Ditto David Attenborough, who has provided all the second-hand experiences of wildlife encounters we could ever want without the need to get up close and personal with a loggerhead turtle in the Mediterranean.
Two methods were used to estimate the sex ratio of hatched loggerhead turtles. The first used the mean temperature during the middle third of the incubation period, while the second used the incubation duration.
A significant portion of the world's population of loggerhead turtles, up to 80% of the North Atlantic population, nests on peninsular Florida's beaches and produce ~90% of all hatchlings in the western North Atlantic Ocean (TEWG, 2009).
The campaign was part of the fourth annual Masirah Festival for Loggerhead Turtles and included a host of fun-filled activities such as beach clean ups and football games funded by BP Oman.
Near capital Argostoli is Koutavos Lagoon, a feeding ground for loggerhead turtles. At Lixouri are the Swallow Holes of Katovothres, where sea water disappears underground to a lake, and which once powered a water mill.
Lara Bay offers loggerhead turtles, which lay their eggs here between June and September.
Six rehabilitated sea turtles (two Green Sea Turtles, two Loggerhead Turtles and two Hawksbill Turtles) will each be tagged with a satellite device that monitors their whereabouts in the earth's oceans.
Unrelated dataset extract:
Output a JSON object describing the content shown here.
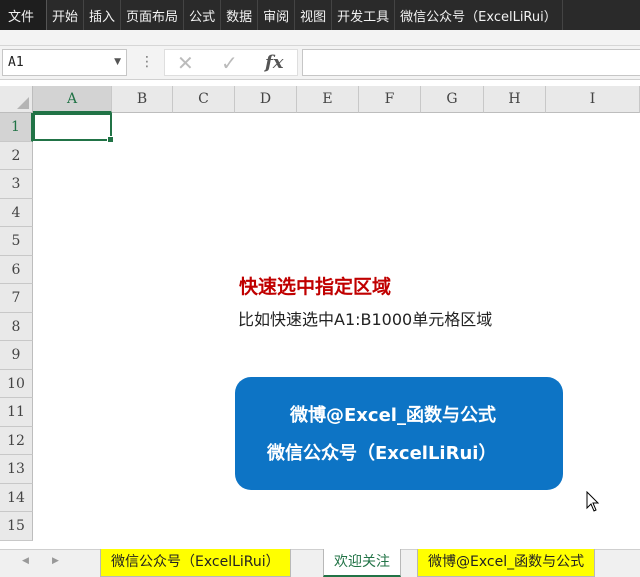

Loggerhead turtles nest at the Coast of Quintana Roo from May to October, during which females lay around 120 eggs per nest.